**The task**.
Each entry that follows should be written again verbatim.

Entries taken from a collection:
=-=-=
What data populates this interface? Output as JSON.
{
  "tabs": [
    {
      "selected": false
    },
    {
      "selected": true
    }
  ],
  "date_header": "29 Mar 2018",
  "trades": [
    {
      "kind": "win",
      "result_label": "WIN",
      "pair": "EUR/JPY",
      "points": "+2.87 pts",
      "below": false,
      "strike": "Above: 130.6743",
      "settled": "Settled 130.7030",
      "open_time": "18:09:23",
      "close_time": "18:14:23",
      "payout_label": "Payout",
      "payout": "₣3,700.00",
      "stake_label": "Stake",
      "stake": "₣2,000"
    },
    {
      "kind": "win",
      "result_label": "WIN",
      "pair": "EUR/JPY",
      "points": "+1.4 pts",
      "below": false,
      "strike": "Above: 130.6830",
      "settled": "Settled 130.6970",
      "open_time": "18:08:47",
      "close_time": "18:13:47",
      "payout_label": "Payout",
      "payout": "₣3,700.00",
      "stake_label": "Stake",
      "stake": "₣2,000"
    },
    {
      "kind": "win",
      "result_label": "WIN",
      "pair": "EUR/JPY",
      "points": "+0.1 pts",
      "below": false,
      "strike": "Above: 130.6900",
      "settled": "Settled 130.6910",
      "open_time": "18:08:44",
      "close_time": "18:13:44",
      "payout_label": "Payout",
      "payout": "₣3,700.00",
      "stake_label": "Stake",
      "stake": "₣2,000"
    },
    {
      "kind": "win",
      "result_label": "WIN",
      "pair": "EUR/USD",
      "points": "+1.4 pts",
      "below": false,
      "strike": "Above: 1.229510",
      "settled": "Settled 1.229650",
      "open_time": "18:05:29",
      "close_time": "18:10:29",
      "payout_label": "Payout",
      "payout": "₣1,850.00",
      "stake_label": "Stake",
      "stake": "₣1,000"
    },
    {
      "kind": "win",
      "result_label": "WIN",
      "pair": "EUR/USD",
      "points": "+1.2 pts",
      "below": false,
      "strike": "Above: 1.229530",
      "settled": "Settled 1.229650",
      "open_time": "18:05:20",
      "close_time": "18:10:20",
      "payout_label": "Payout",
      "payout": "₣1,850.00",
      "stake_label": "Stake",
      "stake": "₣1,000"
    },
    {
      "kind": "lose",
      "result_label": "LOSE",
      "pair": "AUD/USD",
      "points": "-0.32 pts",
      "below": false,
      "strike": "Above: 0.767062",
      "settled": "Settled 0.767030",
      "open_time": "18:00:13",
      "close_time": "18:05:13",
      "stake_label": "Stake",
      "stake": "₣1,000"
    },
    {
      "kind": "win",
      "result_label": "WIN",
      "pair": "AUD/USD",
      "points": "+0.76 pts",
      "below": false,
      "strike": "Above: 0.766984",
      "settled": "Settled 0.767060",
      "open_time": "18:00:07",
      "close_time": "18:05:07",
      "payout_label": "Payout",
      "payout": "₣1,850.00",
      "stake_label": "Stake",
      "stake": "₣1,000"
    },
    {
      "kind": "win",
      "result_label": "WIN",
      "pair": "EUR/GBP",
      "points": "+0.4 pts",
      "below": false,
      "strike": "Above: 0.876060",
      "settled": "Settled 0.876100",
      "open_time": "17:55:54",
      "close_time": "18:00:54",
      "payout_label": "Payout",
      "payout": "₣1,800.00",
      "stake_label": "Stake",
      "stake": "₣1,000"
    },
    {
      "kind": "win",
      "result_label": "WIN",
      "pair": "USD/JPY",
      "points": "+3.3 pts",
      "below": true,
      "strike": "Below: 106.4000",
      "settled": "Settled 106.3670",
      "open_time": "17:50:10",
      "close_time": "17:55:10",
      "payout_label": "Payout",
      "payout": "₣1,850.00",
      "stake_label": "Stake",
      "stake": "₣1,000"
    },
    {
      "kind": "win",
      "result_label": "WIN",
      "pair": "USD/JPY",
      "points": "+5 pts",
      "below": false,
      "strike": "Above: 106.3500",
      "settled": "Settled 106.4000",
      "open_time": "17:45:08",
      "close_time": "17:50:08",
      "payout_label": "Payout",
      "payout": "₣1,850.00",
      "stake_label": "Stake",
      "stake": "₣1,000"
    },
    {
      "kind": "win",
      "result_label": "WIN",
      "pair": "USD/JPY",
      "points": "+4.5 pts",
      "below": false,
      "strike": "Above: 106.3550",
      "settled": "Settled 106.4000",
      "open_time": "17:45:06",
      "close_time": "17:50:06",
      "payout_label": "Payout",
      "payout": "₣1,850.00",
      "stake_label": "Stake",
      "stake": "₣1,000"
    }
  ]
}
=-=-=
**Result of the exercise**.
What data populates this interface? Output as JSON.
{
  "tabs": [
    {
      "selected": false
    },
    {
      "selected": true
    }
  ],
  "date_header": "29 Mar 2018",
  "trades": [
    {
      "kind": "win",
      "result_label": "WIN",
      "pair": "EUR/JPY",
      "points": "+2.87 pts",
      "below": false,
      "strike": "Above: 130.6743",
      "settled": "Settled 130.7030",
      "open_time": "18:09:23",
      "close_time": "18:14:23",
      "payout_label": "Payout",
      "payout": "₣3,700.00",
      "stake_label": "Stake",
      "stake": "₣2,000"
    },
    {
      "kind": "win",
      "result_label": "WIN",
      "pair": "EUR/JPY",
      "points": "+1.4 pts",
      "below": false,
      "strike": "Above: 130.6830",
      "settled": "Settled 130.6970",
      "open_time": "18:08:47",
      "close_time": "18:13:47",
      "payout_label": "Payout",
      "payout": "₣3,700.00",
      "stake_label": "Stake",
      "stake": "₣2,000"
    },
    {
      "kind": "win",
      "result_label": "WIN",
      "pair": "EUR/JPY",
      "points": "+0.1 pts",
      "below": false,
      "strike": "Above: 130.6900",
      "settled": "Settled 130.6910",
      "open_time": "18:08:44",
      "close_time": "18:13:44",
      "payout_label": "Payout",
      "payout": "₣3,700.00",
      "stake_label": "Stake",
      "stake": "₣2,000"
    },
    {
      "kind": "win",
      "result_label": "WIN",
      "pair": "EUR/USD",
      "points": "+1.4 pts",
      "below": false,
      "strike": "Above: 1.229510",
      "settled": "Settled 1.229650",
      "open_time": "18:05:29",
      "close_time": "18:10:29",
      "payout_label": "Payout",
      "payout": "₣1,850.00",
      "stake_label": "Stake",
      "stake": "₣1,000"
    },
    {
      "kind": "win",
      "result_label": "WIN",
      "pair": "EUR/USD",
      "points": "+1.2 pts",
      "below": false,
      "strike": "Above: 1.229530",
      "settled": "Settled 1.229650",
      "open_time": "18:05:20",
      "close_time": "18:10:20",
      "payout_label": "Payout",
      "payout": "₣1,850.00",
      "stake_label": "Stake",
      "stake": "₣1,000"
    },
    {
      "kind": "lose",
      "result_label": "LOSE",
      "pair": "AUD/USD",
      "points": "-0.32 pts",
      "below": false,
      "strike": "Above: 0.767062",
      "settled": "Settled 0.767030",
      "open_time": "18:00:13",
      "close_time": "18:05:13",
      "stake_label": "Stake",
      "stake": "₣1,000"
    },
    {
      "kind": "win",
      "result_label": "WIN",
      "pair": "AUD/USD",
      "points": "+0.76 pts",
      "below": false,
      "strike": "Above: 0.766984",
      "settled": "Settled 0.767060",
      "open_time": "18:00:07",
      "close_time": "18:05:07",
      "payout_label": "Payout",
      "payout": "₣1,850.00",
      "stake_label": "Stake",
      "stake": "₣1,000"
    },
    {
      "kind": "win",
      "result_label": "WIN",
      "pair": "EUR/GBP",
      "points": "+0.4 pts",
      "below": false,
      "strike": "Above: 0.876060",
      "settled": "Settled 0.876100",
      "open_time": "17:55:54",
      "close_time": "18:00:54",
      "payout_label": "Payout",
      "payout": "₣1,800.00",
      "stake_label": "Stake",
      "stake": "₣1,000"
    },
    {
      "kind": "win",
      "result_label": "WIN",
      "pair": "USD/JPY",
      "points": "+3.3 pts",
      "below": true,
      "strike": "Below: 106.4000",
      "settled": "Settled 106.3670",
      "open_time": "17:50:10",
      "close_time": "17:55:10",
      "payout_label": "Payout",
      "payout": "₣1,850.00",
      "stake_label": "Stake",
      "stake": "₣1,000"
    },
    {
      "kind": "win",
      "result_label": "WIN",
      "pair": "USD/JPY",
      "points": "+5 pts",
      "below": false,
      "strike": "Above: 106.3500",
      "settled": "Settled 106.4000",
      "open_time": "17:45:08",
      "close_time": "17:50:08",
      "payout_label": "Payout",
      "payout": "₣1,850.00",
      "stake_label": "Stake",
      "stake": "₣1,000"
    },
    {
      "kind": "win",
      "result_label": "WIN",
      "pair": "USD/JPY",
      "points": "+4.5 pts",
      "below": false,
      "strike": "Above: 106.3550",
      "settled": "Settled 106.4000",
      "open_time": "17:45:06",
      "close_time": "17:50:06",
      "payout_label": "Payout",
      "payout": "₣1,850.00",
      "stake_label": "Stake",
      "stake": "₣1,000"
    }
  ]
}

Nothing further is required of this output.